And now, with just the bits of information already public about the book, Bissonnette has made it very difficult for the government to prosecute him–and certainly not before the election.

The most interesting detail that both HuffPo and AP report is that Osama bin Laden never put up a fight.

“We were less than five steps from getting to the top when I heard suppressed shots. BOP. BOP,” writes Owen. “I couldn’t tell from my position if the rounds hit the target or not. The man disappeared into the dark room.”

Team members took their time entering the room, where they saw the women wailing over Bin Laden, who wore a white sleeveless T-shirt, loose tan pants and a tan tunic, according to the book.

Despite numerous reports that bin Laden had a weapon and resisted when Navy SEALs entered the room, he was unarmed, writes Owen. He had been fatally wounded before they had entered the room.

“Blood and brains spilled out of the side of his skull” and he was still twitching and convulsing, Owen writes. While bin Laden was in his death throes, Owen writes that he and another SEAL “trained our lasers on his chest and fired several rounds. The bullets tore into him, slamming his body into the floor until he was motionless.”

While I’m sure there are many details that are of greater tactical sensitivity, this one differs just enough from the previously official version that it makes it toxic to pursue. After all, prosecuting Bissonnette would require acknowledging that Bissonnette violated his non-disclosure agreement, which would in turn requiring admitting to the truth of what he presents in his book. Read more

Publisher’s Shock and Awe

As I mentioned yesterday, the Pentagon has now gotten a copy of Osama bin Laden kill team member Matt Bissonnette’s book, No Easy Day. They’re reviewing it for classified information.

So today, the publisher announced that it has almost doubled its print run–from 300,000 to 575,000–and moved up publication a week.

In response to a crush of media attention, criticism and consumers clamoring to buy the book, the publisher behind the first-hand account of the Navy SEALs raid that killed Osama bin Laden has decided to move up the release date to next Tuesday.

Dutton, the imprint of Penguin that acquired the book in secret, said that “No Easy Day,” which will appear under the pseudonym Mark Owen, will go on sale Sept. 4, a week ahead of the planned date, Sept. 11.

“The publisher now feels it is important to put ‘No Easy Day’ on sale and let the book speak for itself,” Dutton said in a statement.

[snip]

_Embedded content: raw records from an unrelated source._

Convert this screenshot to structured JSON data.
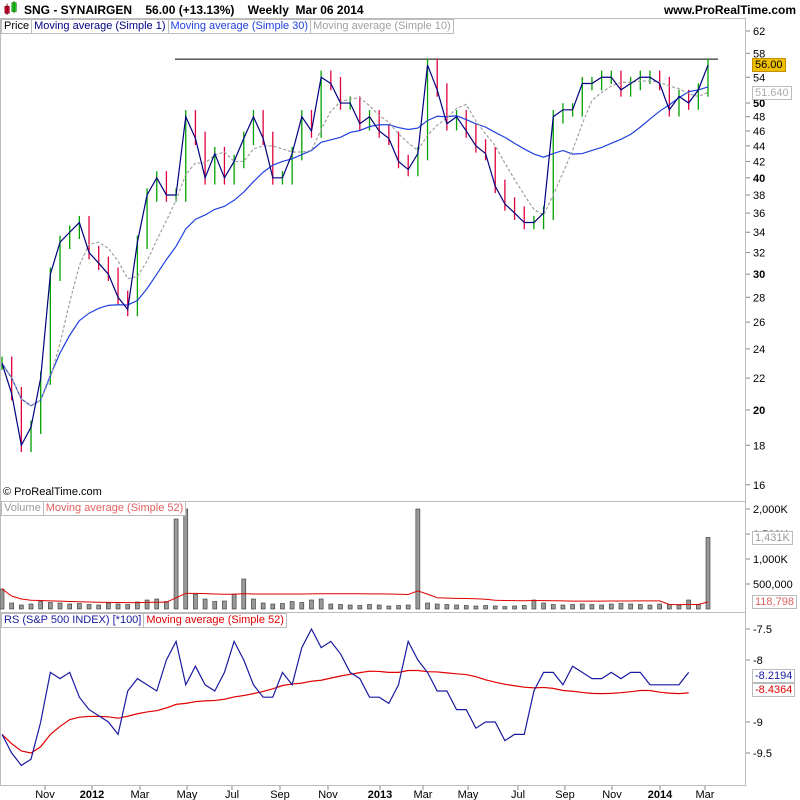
{
  "header": {
    "title": "SNG - SYNAIRGEN    56.00 (+13.13%)    Weekly  Mar 06 2014",
    "url": "www.ProRealTime.com"
  },
  "price_legend": [
    "Price",
    "Moving average (Simple 1)",
    "Moving average (Simple 30)",
    "Moving average (Simple 10)"
  ],
  "volume_legend": [
    "Volume",
    "Moving average (Simple 52)"
  ],
  "rs_legend": [
    "RS (S&P 500 INDEX) [*100]",
    "Moving average (Simple 52)"
  ],
  "copyright": "© ProRealTime.com",
  "tags": {
    "last_price": "56.00",
    "ma30": "51.640",
    "volume": "1,431K",
    "volume_ma": "118,798",
    "rs": "-8.2194",
    "rs_ma": "-8.4364"
  },
  "colors": {
    "up": "#00a000",
    "down": "#e0003c",
    "ma1": "#000080",
    "ma30": "#2040e0",
    "ma10": "#a0a0a0",
    "rs": "#1a1aa0",
    "rs_ma": "#e00000",
    "price_tag": "#f0c000"
  },
  "chart_data": {
    "type": "line",
    "title": "SNG - SYNAIRGEN Weekly",
    "x_ticks": [
      "Nov",
      "2012",
      "Mar",
      "May",
      "Jul",
      "Sep",
      "Nov",
      "2013",
      "Mar",
      "May",
      "Jul",
      "Sep",
      "Nov",
      "2014",
      "Mar"
    ],
    "price": {
      "scale": "log",
      "ylim": [
        15,
        63
      ],
      "ticks": [
        "62",
        "58",
        "54",
        "50",
        "48",
        "46",
        "44",
        "42",
        "40",
        "38",
        "36",
        "34",
        "32",
        "30",
        "28",
        "26",
        "24",
        "22",
        "20",
        "18",
        "16"
      ],
      "resistance_level": 57,
      "close": [
        23,
        21,
        18,
        19,
        22,
        30,
        33,
        34,
        35,
        32,
        31,
        30,
        28,
        27,
        33,
        38,
        40,
        38,
        38,
        48,
        45,
        40,
        43,
        40,
        42,
        45,
        48,
        45,
        40,
        40,
        43,
        48,
        46,
        54,
        53,
        50,
        50,
        47,
        48,
        46,
        45,
        42,
        41,
        43,
        56,
        52,
        47,
        48,
        46,
        44,
        43,
        39,
        37,
        36,
        35,
        35,
        36,
        48,
        49,
        49,
        53,
        53,
        54,
        54,
        52,
        53,
        54,
        54,
        53,
        49,
        51,
        50,
        52,
        56
      ]
    },
    "volume": {
      "ylim": [
        0,
        2000
      ],
      "unit": "K",
      "ticks": [
        "2,000K",
        "1,500K",
        "1,000K",
        "500,000"
      ],
      "values": [
        400,
        120,
        80,
        100,
        150,
        130,
        120,
        100,
        110,
        90,
        80,
        120,
        100,
        90,
        140,
        180,
        200,
        150,
        1800,
        2000,
        300,
        200,
        150,
        160,
        300,
        600,
        200,
        120,
        100,
        110,
        150,
        130,
        180,
        200,
        100,
        90,
        80,
        70,
        90,
        80,
        60,
        70,
        80,
        2000,
        120,
        100,
        90,
        80,
        70,
        60,
        70,
        60,
        50,
        60,
        70,
        180,
        120,
        90,
        80,
        90,
        100,
        90,
        80,
        100,
        110,
        100,
        90,
        80,
        100,
        90,
        80,
        180,
        90,
        1431
      ]
    },
    "rs": {
      "ylim": [
        -9.8,
        -7.3
      ],
      "ticks": [
        "-7.5",
        "-8",
        "-9",
        "-9.5"
      ],
      "values": [
        -9.2,
        -9.5,
        -9.7,
        -9.6,
        -9.0,
        -8.2,
        -8.3,
        -8.2,
        -8.6,
        -8.8,
        -8.9,
        -9.0,
        -9.2,
        -8.5,
        -8.3,
        -8.4,
        -8.5,
        -8.0,
        -7.7,
        -8.4,
        -8.1,
        -8.4,
        -8.5,
        -8.2,
        -7.7,
        -8.0,
        -8.4,
        -8.6,
        -8.6,
        -8.2,
        -8.4,
        -7.8,
        -7.5,
        -7.8,
        -7.7,
        -7.9,
        -8.2,
        -8.3,
        -8.6,
        -8.6,
        -8.7,
        -8.4,
        -7.7,
        -8.0,
        -8.2,
        -8.5,
        -8.5,
        -8.8,
        -8.8,
        -9.1,
        -9.0,
        -9.0,
        -9.3,
        -9.2,
        -9.2,
        -8.5,
        -8.2,
        -8.2,
        -8.4,
        -8.1,
        -8.2,
        -8.3,
        -8.3,
        -8.2,
        -8.3,
        -8.2,
        -8.2,
        -8.4,
        -8.4,
        -8.4,
        -8.4,
        -8.2
      ]
    }
  }
}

Christine Ball, a spokeswoman for Dutton, also said on Tuesday that the publisher had increased the planned print run to 575,000 hardcover copies from the original total, 300,000.

And while Dutton claims these moves are simply a response to the media attention, I’m guessing they’re primarily designed to make it harder for DOD to affect publication of the book.

Remember what happened to Anthony Shaffer when the Defense Intelligence Agency found sensitive information in his Operation Dark Heart after it had already been printed.

Defense Department officials are negotiating to buy and destroy all 10,000 copies of the first printing of an Afghan war memoir they say contains intelligence secrets, according to two people familiar with the dispute.

[snip]

Release of the book “could reasonably be expected to cause serious damage to national security,” Lt. Gen. Ronald L. Burgess Jr., the D.I.A. director, wrote in an Aug. 6 memorandum. He said reviewers at the Central Intelligence Agency, National Security Agency and United States Special Operations Command had all found classified information in the manuscript.

In that case, DOD paid $47,300 to take 200 passages out of fewer than 10,000 copies.

The upshot was that the Pentagon paid $47,300 in taxpayer money for the 9,500 books that constituted almost the entire first print run of the book and had the volumes destroyed Sept. 20, while the publisher, Thomas Dunne Books, an imprint of St. Martin’s Press, issued a second edition Sept. 24 with roughly 200 words or passages blacked out.

To do the equivalent now–particularly with the doubled print run–would be quite a bit more expensive. And DOD now has just a week to decide what, if anything, they’re going to do about someone completely bypassing their censorship system.